▸ Exercise details: Records follow. Select each line holding "Tiaan".

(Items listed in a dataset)
--- START ---
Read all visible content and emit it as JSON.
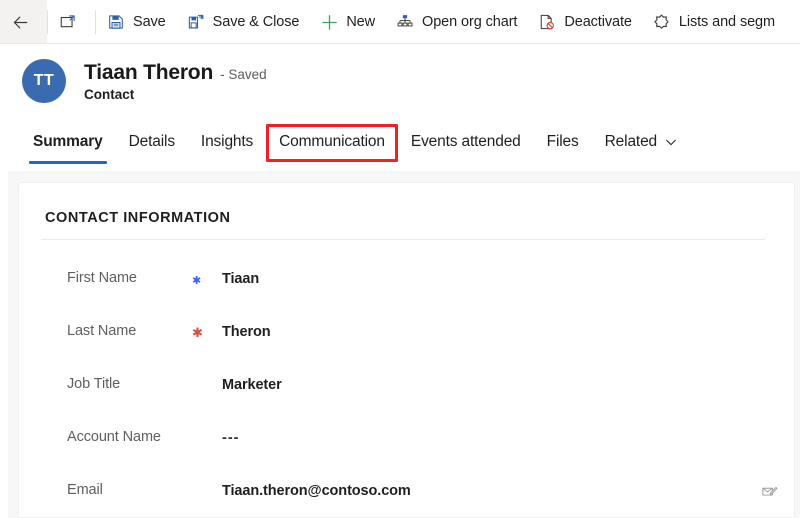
{
  "command_bar": {
    "items": [
      {
        "id": "back",
        "icon": "back-arrow-icon",
        "label": ""
      },
      {
        "id": "popout",
        "icon": "pop-out-icon",
        "label": ""
      },
      {
        "id": "save",
        "icon": "save-icon",
        "label": "Save"
      },
      {
        "id": "save-close",
        "icon": "save-and-close-icon",
        "label": "Save & Close"
      },
      {
        "id": "new",
        "icon": "plus-icon",
        "label": "New"
      },
      {
        "id": "open-org-chart",
        "icon": "org-chart-icon",
        "label": "Open org chart"
      },
      {
        "id": "deactivate",
        "icon": "deactivate-icon",
        "label": "Deactivate"
      },
      {
        "id": "lists",
        "icon": "lists-segments-icon",
        "label": "Lists and segm"
      }
    ]
  },
  "record_header": {
    "avatar_initials": "TT",
    "avatar_color": "#3a6bb0",
    "name": "Tiaan Theron",
    "state": "- Saved",
    "entity": "Contact"
  },
  "tabs": {
    "items": [
      {
        "label": "Summary",
        "active": true,
        "annotated": false,
        "chevron": false
      },
      {
        "label": "Details",
        "active": false,
        "annotated": false,
        "chevron": false
      },
      {
        "label": "Insights",
        "active": false,
        "annotated": false,
        "chevron": false
      },
      {
        "label": "Communication",
        "active": false,
        "annotated": true,
        "chevron": false
      },
      {
        "label": "Events attended",
        "active": false,
        "annotated": false,
        "chevron": false
      },
      {
        "label": "Files",
        "active": false,
        "annotated": false,
        "chevron": false
      },
      {
        "label": "Related",
        "active": false,
        "annotated": false,
        "chevron": true
      }
    ],
    "active_underline_color": "#2266c8",
    "annotation_color": "#ee2222"
  },
  "form": {
    "section_title": "CONTACT INFORMATION",
    "fields": [
      {
        "label": "First Name",
        "required": "recommended",
        "value": "Tiaan",
        "action_icon": ""
      },
      {
        "label": "Last Name",
        "required": "required",
        "value": "Theron",
        "action_icon": ""
      },
      {
        "label": "Job Title",
        "required": "none",
        "value": "Marketer",
        "action_icon": ""
      },
      {
        "label": "Account Name",
        "required": "none",
        "value": "---",
        "action_icon": ""
      },
      {
        "label": "Email",
        "required": "none",
        "value": "Tiaan.theron@contoso.com",
        "action_icon": "email-compose-icon"
      }
    ]
  }
}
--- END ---
▸ Expected answer:
    "name": "Tiaan Theron",
        "value": "Tiaan",
        "value": "Tiaan.theron@contoso.com",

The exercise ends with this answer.